- SUPPLIED DATA:
↓
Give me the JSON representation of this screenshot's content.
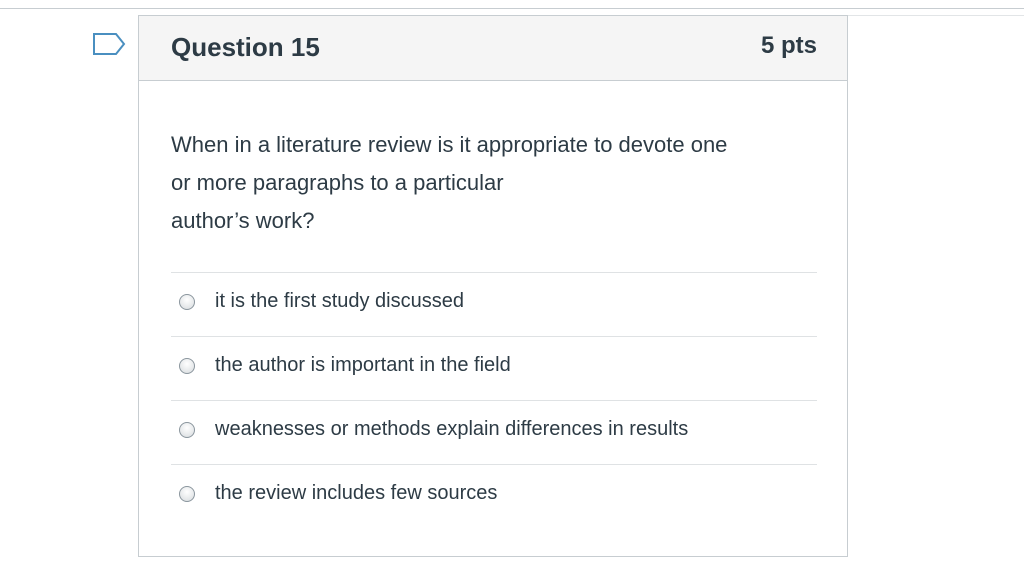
{
  "question": {
    "title": "Question 15",
    "points": "5 pts",
    "text_lines": [
      "When in a literature review is it appropriate to devote one",
      "or more paragraphs to a particular",
      "author’s work?"
    ],
    "answers": [
      {
        "label": "it is the first study discussed",
        "selected": false
      },
      {
        "label": "the author is important in the field",
        "selected": false
      },
      {
        "label": "weaknesses or methods explain differences in results",
        "selected": false
      },
      {
        "label": "the review includes few sources",
        "selected": false
      }
    ]
  },
  "flag": {
    "icon": "flag-question-icon",
    "color": "#4a8fc0"
  },
  "colors": {
    "text": "#2d3b45",
    "header_bg": "#f5f5f5",
    "border": "#c7cdd1"
  }
}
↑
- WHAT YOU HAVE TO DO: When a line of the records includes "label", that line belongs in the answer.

- EXPECTED OUTPUT:
        "label": "it is the first study discussed",
        "label": "the author is important in the field",
        "label": "weaknesses or methods explain differences in results",
        "label": "the review includes few sources",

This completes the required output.